Over 400 people from the Indian community in Sydney gathered together on March 12th to watch an outstanding stage play about love, loss and life. This community led initiative was written and produced by members of the Indian-Australian community.

The production ‘Life Changes’ was presented by the NSW Indian Welfare Association as part of its activities in support of the cause ‘Jeevan Dhan’ (Donate Life). The event was conducted with funding from the Organ and Tissue Donation Service (OTDS) and the Community Migrant Resource Centre.

MHCS played a major part in promoting ‘Life Changes’ to media, health and community networks in support of the Organ and Tissue Donation Multicultural Campaign.

The stage play written by Kalpana Kashyap was aimed at raising awareness about organ and tissue donation amongst the Indian speaking communities in NSW. Organ and tissue donation saves and transforms lives – one donor can save up to 10 lives and improve the lives of many more. The story showcased just how organ and tissue donation can touch so many live in numerous ways.

It was a night of drama and education with speeches from health professionals and personal accounts from families touched by organ and tissue donation. Dr Deepak Bhonagiri, Intensive Care Specialist, Liverpool Hospital enlightened the audience about how the importance of organ and tissue donations by showcasing how hospitals cope with the procedures.

One of the highlights of the evening was a video presentation about the extraordinary story of 7 year old boy Deeyan Udani, who became the youngest donor of multiple organs. He was visiting India with his family when he died in a Mumbai hospital after suffering from a brain clot. Despite the tragedy, Deeyan gave a new lease of life to four critically ill patients, three of whom are minors.

Australia is a world leader in successful transplant outcomes but there are about 1600 on waiting list at any time. The NSW 2015 organ donation outcome of 127 deceased donors was the state’s highest ever number of organ donors. In 2015, there were 379 organs transplanted in NSW, with over 350 transplant recipients.


‘Life Changes’ used the power of visual arts to relay the key message to the audience that night to start having conversations with their families and make informed choices and consider becoming organ and tissue donors – to save lives.
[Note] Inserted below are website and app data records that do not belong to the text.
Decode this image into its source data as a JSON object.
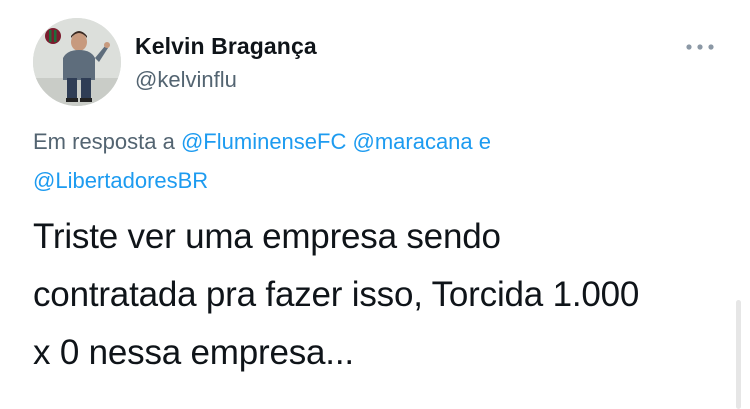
{
  "author": {
    "display_name": "Kelvin Bragança",
    "handle": "@kelvinflu"
  },
  "more_icon": "more-horizontal-icon",
  "reply": {
    "prefix": "Em resposta a",
    "mentions": [
      "@FluminenseFC",
      "@maracana",
      "@LibertadoresBR"
    ],
    "conjunction": "e"
  },
  "tweet": {
    "line1": "Triste ver uma empresa sendo",
    "line2": "contratada pra fazer isso, Torcida 1.000",
    "line3": "x 0 nessa empresa..."
  },
  "colors": {
    "link": "#1d9bf0",
    "secondary": "#536471",
    "text": "#0f1419"
  }
}
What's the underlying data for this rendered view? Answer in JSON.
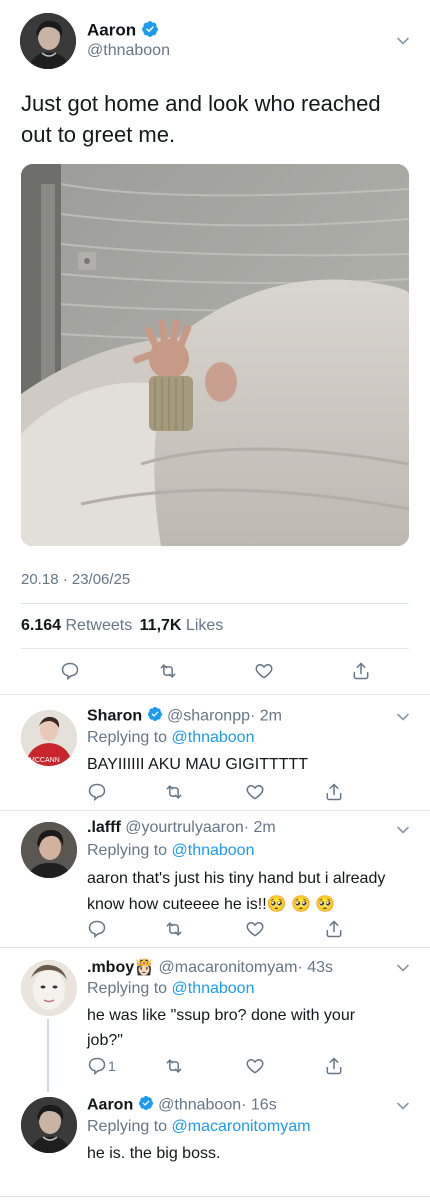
{
  "main_tweet": {
    "author_name": "Aaron",
    "author_handle": "@thnaboon",
    "text_line1": "Just got home and look who reached",
    "text_line2": "out to greet me.",
    "timestamp": "20.18 · 23/06/25",
    "retweets_count": "6.164",
    "retweets_label": "Retweets",
    "likes_count": "11,7K",
    "likes_label": "Likes"
  },
  "replies": [
    {
      "name": "Sharon",
      "handle": "@sharonpp",
      "time": "· 2m",
      "replying_prefix": "Replying to",
      "replying_to": "@thnaboon",
      "text": "BAYIIIIII AKU MAU GIGITTTTT",
      "avatar_badge": "MCCANN"
    },
    {
      "name": ".lafff",
      "handle": "@yourtrulyaaron",
      "time": "· 2m",
      "replying_prefix": "Replying to",
      "replying_to": "@thnaboon",
      "text_line1": "aaron that's just his tiny hand but i already",
      "text_line2": "know how cuteeee he is!!🥺 🥺 🥺"
    },
    {
      "name": ".mboy",
      "name_emoji": "👸🏻",
      "handle": "@macaronitomyam",
      "time": "· 43s",
      "replying_prefix": "Replying to",
      "replying_to": "@thnaboon",
      "text_line1": "he was like \"ssup bro? done with your",
      "text_line2": "job?\"",
      "reply_count": "1"
    },
    {
      "name": "Aaron",
      "handle": "@thnaboon",
      "time": "· 16s",
      "replying_prefix": "Replying to",
      "replying_to": "@macaronitomyam",
      "text": "he is. the big boss."
    }
  ],
  "icons": [
    "reply-icon",
    "retweet-icon",
    "like-icon",
    "share-icon",
    "verified-icon",
    "chevron-down-icon"
  ],
  "colors": {
    "accent": "#1d9bf0",
    "muted": "#657786",
    "divider": "#e1e8ed"
  }
}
The people cheered, they cried and also laughed, but overall they were touched by the wonderful portrayal of the talented cast that delivered such a powerful story on stage.

 All the audience members filled in a survey to provide feedback on Deevan Jhan initiative. MHCS is analyzing the results of the survey to be available in the next edition of Polyglot.

 There are 3 ways to register your decision regarding organ donation on the Australian Organ Donor Register:

  • To register online visit
  • call 1800 777 203
  • fill out a form at any Medicare office

Local GPs may also have registration forms. Only people aged 16 years or older can register their organ donation decision on the register.

 If a person has previously registered their decision by ticking a box on their driver’s licence renewal, it is important they also register on the Australian Organ Donor Register, as it is the only national register and details can be linked to their Medicare number.